Young Teodorico is brought up by his aunt, a highly religious but rich woman. He is a bawdy, womaniser but how will he get to inherit her money? The idea of a trip to Palestine gives him the cynical opportunity of recovering a relic and thereby gain her favour. The book opens with Teodorico’s history and young, debauched life (though not in any forthright way as Zola might do) and funny attempts to appear pious. The middle 70% of the book in an extend sequence of his experiences in Palestine with a dream of the real events of Jesus (the depiction of which the Portuguese Church of the time didn’t like). A key event is his attachment to a girlfriend’s brown paper rapped nightdress. The last part is the comic reckoning.
The book is a mix of The Brook Kerith by George Moore (a story of Jesus surviving the crucifixion, interestingly in similar fashion as Eca’s does) and Don Quixote.
The story is amusing in places and the drive to the inevitable conclusion for our hapless hero is entertaining; but somehow I didn’t get on with it. I don’t know perhaps it was an indictment of the Christianity, a naturalist attempt at womanising and greed and at the same time a comedy – all of which didn’t really mix. A good translation.
“the continual divergence of compatible souls in a world of eternal struggle and eternal imperfection!Read more ›
Most Helpful Customer Reviews on Amazon.com (beta)
So Teodorico embarks towards Egypt and Palestine in what becomes a very funny adventure alongside his companion, the wise scholar Dr. Topsius. To go further would, as I said, risk giving away parts of the plot which are really unexpected and good.

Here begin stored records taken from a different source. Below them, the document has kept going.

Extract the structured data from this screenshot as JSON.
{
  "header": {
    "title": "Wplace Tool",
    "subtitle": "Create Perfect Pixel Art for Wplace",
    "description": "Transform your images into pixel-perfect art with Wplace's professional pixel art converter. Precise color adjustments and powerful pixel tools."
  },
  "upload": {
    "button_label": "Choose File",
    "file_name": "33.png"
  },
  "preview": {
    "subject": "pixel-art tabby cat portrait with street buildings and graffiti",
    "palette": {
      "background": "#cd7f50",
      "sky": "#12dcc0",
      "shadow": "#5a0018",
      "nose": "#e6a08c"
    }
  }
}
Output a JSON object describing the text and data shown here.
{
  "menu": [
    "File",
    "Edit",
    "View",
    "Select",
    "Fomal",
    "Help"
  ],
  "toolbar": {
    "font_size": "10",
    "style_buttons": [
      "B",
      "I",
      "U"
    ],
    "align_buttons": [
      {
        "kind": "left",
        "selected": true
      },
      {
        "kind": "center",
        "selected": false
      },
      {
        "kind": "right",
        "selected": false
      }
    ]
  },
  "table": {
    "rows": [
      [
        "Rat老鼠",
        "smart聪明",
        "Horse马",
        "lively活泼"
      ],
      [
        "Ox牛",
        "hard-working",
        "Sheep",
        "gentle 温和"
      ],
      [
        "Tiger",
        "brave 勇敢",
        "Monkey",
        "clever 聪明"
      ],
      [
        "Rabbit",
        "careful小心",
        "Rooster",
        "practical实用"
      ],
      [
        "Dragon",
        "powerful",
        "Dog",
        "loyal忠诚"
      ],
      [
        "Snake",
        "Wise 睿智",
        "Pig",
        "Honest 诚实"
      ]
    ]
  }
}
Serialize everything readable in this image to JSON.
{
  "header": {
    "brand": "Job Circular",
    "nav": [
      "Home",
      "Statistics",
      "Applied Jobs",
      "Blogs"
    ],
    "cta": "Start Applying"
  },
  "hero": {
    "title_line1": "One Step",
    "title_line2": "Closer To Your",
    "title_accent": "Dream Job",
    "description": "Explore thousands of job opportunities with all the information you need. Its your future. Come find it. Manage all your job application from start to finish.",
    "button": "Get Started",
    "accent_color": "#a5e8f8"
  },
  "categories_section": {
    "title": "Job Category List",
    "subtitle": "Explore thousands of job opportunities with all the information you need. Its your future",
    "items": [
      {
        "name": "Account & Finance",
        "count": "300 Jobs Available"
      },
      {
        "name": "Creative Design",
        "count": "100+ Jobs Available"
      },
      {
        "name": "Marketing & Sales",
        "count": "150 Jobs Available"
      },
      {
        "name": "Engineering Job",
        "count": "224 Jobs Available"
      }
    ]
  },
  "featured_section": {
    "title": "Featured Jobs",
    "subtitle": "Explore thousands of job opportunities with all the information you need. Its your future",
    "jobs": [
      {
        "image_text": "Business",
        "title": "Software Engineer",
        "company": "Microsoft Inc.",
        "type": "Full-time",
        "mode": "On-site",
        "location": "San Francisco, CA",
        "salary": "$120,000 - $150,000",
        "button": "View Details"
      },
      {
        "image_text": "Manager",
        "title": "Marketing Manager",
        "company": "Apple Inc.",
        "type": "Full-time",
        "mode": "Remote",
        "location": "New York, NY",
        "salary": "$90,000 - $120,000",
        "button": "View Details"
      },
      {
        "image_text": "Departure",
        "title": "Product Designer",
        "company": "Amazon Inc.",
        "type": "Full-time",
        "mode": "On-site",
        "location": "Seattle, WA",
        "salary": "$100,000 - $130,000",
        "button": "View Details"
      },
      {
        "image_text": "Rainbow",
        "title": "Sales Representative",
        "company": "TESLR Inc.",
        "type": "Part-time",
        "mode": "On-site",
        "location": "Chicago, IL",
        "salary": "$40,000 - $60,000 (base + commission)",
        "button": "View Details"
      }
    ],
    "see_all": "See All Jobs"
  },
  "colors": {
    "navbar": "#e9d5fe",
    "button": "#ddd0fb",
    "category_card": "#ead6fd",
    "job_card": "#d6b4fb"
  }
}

Suffice it to say that the travel includes a wonderful, colorful and vivid narration of the day when Jesus was crucified. It turned out to be a very enjoyable book by one of the best writers of the XIX century.